If you know of a Scrabble club you wish to add to your map, here is a link to where you can add the club.

In addition, to celebrate National Scrabble Day we have provided a brief history with milestones below.

A brief history and timeline of Scrabble


– Alfred Mosher Butts, an architect, creates a scrabble style game called Criss-Crosswords that was based on an earlier version he called Lexiko.

-Butts used the frequency of letters in the New York Times to determine letter values.

-Butts manufactured a few sets and tried to sell it to large game manufacturers but was unsuccessful


– James Brunot from Newton, CT, one of the few owners of the Criss-Crosswords game bought the rights from Butts and agreed to give Butts a royalty for every game sold

– Brunot made very slight changes to the game by changing a few letter values and simplifying the rules.

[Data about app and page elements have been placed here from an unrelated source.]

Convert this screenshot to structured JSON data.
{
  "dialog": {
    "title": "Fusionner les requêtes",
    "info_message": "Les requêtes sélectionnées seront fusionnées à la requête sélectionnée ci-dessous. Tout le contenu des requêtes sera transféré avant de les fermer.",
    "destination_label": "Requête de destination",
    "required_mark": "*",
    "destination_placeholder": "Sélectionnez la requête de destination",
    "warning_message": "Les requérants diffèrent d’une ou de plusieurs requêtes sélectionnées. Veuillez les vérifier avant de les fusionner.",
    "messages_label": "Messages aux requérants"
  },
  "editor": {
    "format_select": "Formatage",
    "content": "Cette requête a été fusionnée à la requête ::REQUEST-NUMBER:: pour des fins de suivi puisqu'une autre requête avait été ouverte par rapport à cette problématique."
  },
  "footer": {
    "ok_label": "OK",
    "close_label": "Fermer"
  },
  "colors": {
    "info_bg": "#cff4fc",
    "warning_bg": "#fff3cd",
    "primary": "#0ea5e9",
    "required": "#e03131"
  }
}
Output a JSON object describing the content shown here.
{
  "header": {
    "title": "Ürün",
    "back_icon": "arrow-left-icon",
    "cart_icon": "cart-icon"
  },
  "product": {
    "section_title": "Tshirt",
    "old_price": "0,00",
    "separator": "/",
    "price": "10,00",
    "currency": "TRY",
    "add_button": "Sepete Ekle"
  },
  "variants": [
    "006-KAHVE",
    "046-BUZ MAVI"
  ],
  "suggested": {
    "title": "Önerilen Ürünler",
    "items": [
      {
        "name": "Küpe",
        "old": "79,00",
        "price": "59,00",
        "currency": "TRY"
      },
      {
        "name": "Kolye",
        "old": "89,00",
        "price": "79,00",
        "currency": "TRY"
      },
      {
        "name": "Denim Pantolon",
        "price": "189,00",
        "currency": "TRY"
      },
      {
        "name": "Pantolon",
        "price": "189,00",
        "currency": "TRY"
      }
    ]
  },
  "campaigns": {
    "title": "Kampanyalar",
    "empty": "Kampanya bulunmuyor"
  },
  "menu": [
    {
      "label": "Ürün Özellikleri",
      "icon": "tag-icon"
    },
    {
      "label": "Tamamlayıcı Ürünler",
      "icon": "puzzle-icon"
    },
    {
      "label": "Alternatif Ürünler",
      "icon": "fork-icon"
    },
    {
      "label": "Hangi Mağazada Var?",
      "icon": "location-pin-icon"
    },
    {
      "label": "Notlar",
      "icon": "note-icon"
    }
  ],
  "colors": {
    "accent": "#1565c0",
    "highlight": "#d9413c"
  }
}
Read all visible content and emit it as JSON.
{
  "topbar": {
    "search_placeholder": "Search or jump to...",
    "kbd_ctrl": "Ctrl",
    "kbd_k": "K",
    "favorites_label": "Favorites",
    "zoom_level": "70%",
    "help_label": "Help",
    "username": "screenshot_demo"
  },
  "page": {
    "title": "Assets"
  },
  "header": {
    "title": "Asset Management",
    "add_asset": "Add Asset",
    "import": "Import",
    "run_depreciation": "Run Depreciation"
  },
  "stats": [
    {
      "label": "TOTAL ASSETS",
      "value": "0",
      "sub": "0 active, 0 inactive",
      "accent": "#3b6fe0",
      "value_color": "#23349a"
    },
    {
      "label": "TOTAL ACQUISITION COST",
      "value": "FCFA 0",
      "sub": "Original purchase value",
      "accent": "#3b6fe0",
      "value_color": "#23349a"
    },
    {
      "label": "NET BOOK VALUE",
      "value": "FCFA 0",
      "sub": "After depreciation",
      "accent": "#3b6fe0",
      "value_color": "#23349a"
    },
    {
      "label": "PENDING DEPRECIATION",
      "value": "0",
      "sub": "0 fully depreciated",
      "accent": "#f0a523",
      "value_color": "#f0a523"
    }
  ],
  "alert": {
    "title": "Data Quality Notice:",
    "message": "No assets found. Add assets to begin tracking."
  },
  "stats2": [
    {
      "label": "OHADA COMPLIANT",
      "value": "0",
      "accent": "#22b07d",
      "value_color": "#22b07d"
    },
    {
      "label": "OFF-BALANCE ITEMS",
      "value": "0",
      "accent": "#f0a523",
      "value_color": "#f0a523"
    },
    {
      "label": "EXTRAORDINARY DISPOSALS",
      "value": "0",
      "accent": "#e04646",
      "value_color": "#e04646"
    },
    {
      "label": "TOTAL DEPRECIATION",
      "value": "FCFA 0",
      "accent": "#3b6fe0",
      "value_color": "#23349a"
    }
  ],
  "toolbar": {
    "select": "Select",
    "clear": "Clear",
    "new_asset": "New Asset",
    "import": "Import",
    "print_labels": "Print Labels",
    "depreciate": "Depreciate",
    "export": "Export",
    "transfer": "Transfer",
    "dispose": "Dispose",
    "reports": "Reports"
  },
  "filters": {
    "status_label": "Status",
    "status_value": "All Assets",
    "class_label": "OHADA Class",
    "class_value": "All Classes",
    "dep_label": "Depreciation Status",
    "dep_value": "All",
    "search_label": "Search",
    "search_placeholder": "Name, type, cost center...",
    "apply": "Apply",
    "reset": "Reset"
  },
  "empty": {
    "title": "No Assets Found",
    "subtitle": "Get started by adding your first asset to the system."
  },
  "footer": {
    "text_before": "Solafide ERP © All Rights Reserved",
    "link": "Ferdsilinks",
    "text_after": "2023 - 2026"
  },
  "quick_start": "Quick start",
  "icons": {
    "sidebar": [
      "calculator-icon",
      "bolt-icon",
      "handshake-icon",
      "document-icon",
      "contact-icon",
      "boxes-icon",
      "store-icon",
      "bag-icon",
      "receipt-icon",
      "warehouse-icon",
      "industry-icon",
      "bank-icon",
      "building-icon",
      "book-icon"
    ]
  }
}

-Brunot changed the name to Scrabble which means to scratch frantically.


– Brunot manufactures 2,400 game sets in a converted school house but lost money on the endeavor.


– Legend has it that Jack Straus, the President of Macy’s, played Scrabble on vacation and placed a large order to be sold in Macy’s.

– Brunot, unable to meet demand, sold the rights to Selchow and Righter, a game manufacturer that previously rejected the game.


– Selchow and Righter sold nearly 4 million game sets.


– Selchow and Righter was sold to Coleco

– Colco goes bankrupt and sells assets, including Scrabble and Parcheesi to Hasbro.


– Scrabble was inducted into the National Toy Hall of Fame.


– Words with Friends, a clear rip-off of Scrabble, is released.  For a myriad of legal reasons that is beyond the scope of this posting, Scrabble is not protected from Words with Friends copying the game.